When we talk about fruits, we generally think of the fleshy, juicy structures frugivorous birds, bats or primates feed upon, mostly in tropical ecosystems. Indeed, the fruit is the reward the plant offers to the animal that disperses its seeds. But, if we move back to temperate ecosystems, the structures that contain the seeds are generally dry, inconspicuous fruits like achenes or capsules. In his well-known paper, D.H. Janzen (1984) proposed that the reward for the large generalist herbivore dispersers in this case was actually the nutrient-rich foliage surrounding the dry fruits; the “vegetative portions […] function ecologically as an attractive fruit”. This led to the “Foliage is the Fruit” hypothesis.
To revisit this hypothesis and its associated predictions, we present recent results obtained from our long-term research program on long-distance seed dispersal by large herbivores (greenhouse germination tests, feeding experiments …) and from data collected in the literature and compiled in two recent meta-analyses (Albert et al. 2015a, b). We developed an approach based on the traits of the plants being dispersed, the sympatric herbivorous ungulates (Cervus elaphus, Capreolus capreolus and Sus scrofa) studied, and their interactions.
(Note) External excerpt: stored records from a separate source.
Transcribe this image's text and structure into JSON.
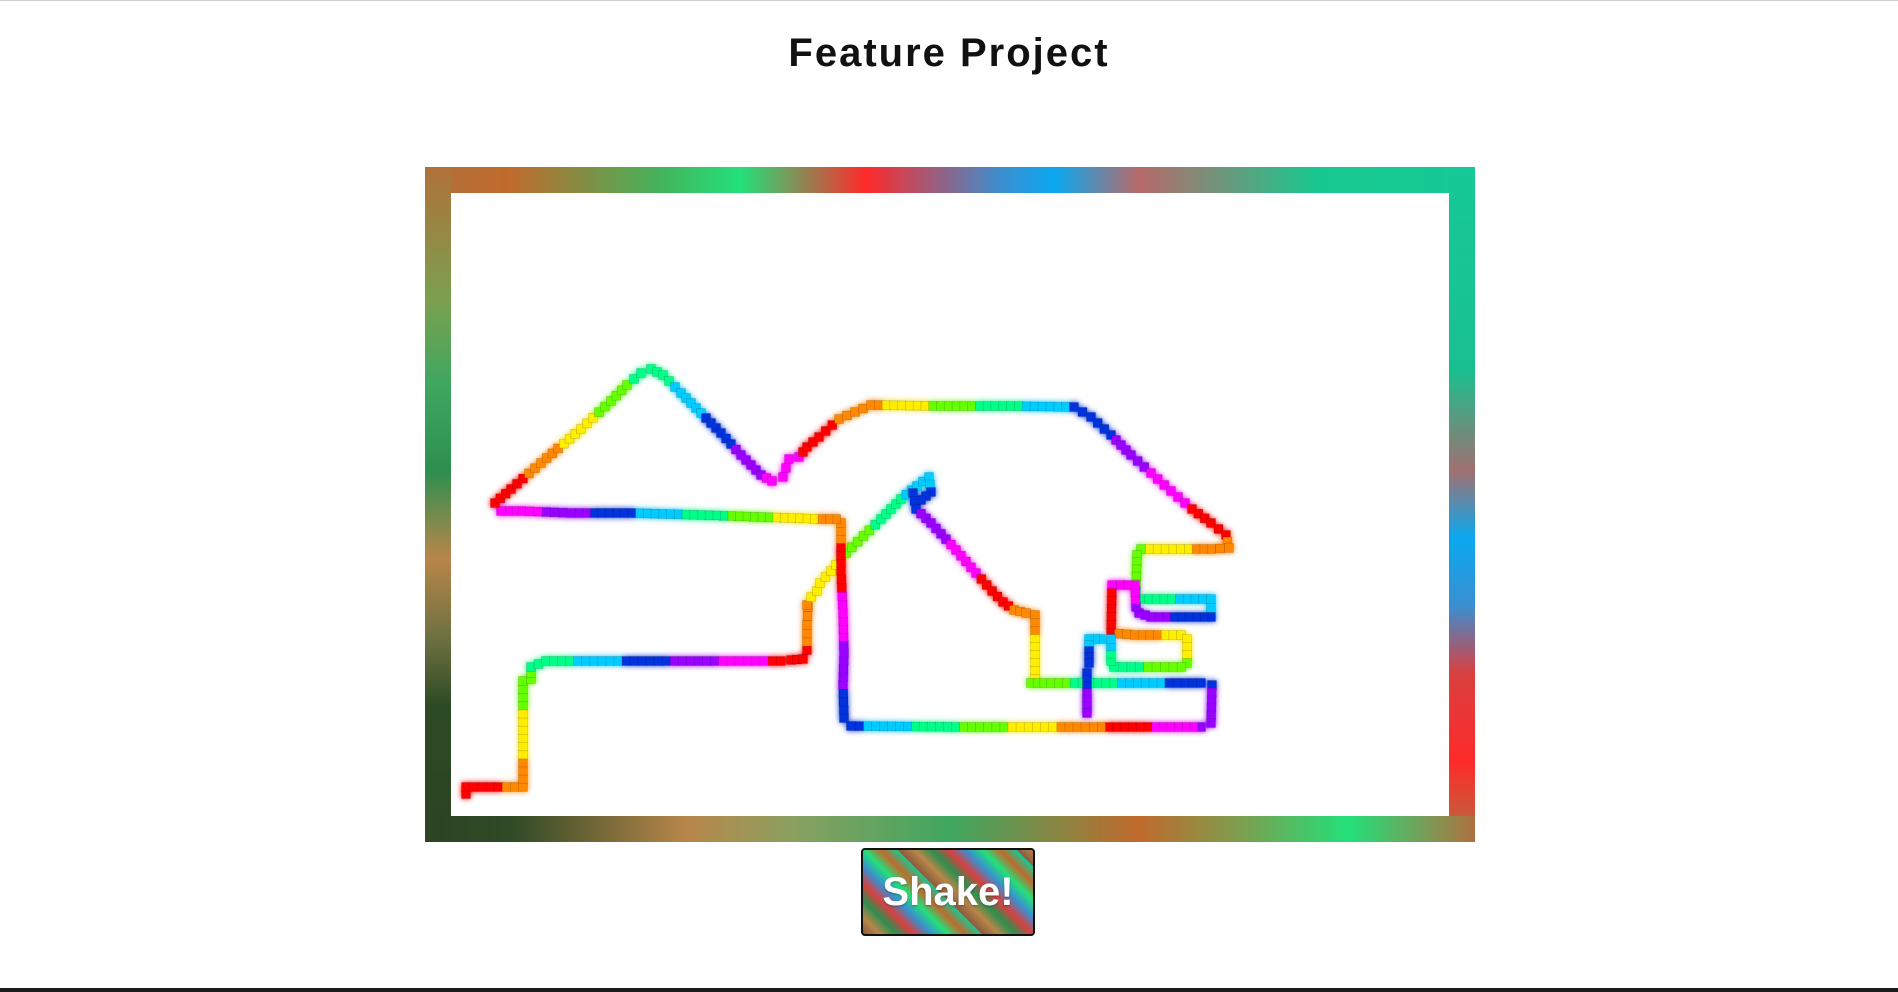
{
  "page": {
    "title": "Feature Project"
  },
  "controls": {
    "shake_label": "Shake!"
  },
  "colors": {
    "trail_spectrum": [
      "#ff0000",
      "#ff8800",
      "#ffee00",
      "#66ff00",
      "#00ff88",
      "#00ccff",
      "#0033dd",
      "#9900ff",
      "#ff00ff"
    ],
    "frame_spectrum": [
      "#b0713a",
      "#c06a2c",
      "#47b15a",
      "#23e07a",
      "#ff2a2a",
      "#3a8fd0",
      "#0aa8f0",
      "#16c996",
      "#2d4324",
      "#b8864a"
    ]
  }
}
We addressed and confirmed 8 out of the 10 initial predictions proposed by Janzen. As expected, we found that large herbivorous ungulates select the most nitrophilous plants. One other key factor we investigated is the position of the fruit on the plant (“seed releasing height” in trait databases) in relation to animal shoulder height. We also found that the fruits and associated seeds dispersed by the three ungulates mainly belonged to plants from open habitats (grasslands, scrublands …) and that their light, rounded seeds persisted in the long-term in the soil seed bank. The plants consumed mainly corresponded to plants present in the preferred feeding habitats of the three ungulates. Most of the fruits and seeds that clung to animal fur either came from open habitats or from nitrophilous plants; this pattern confirms that nutrient-rich foliage leads to a higher encounter rate between plant reproductive parts and the animal body. We suggest considering this latter assertion as an extension of the “Foliage is the Fruit” hypothesis.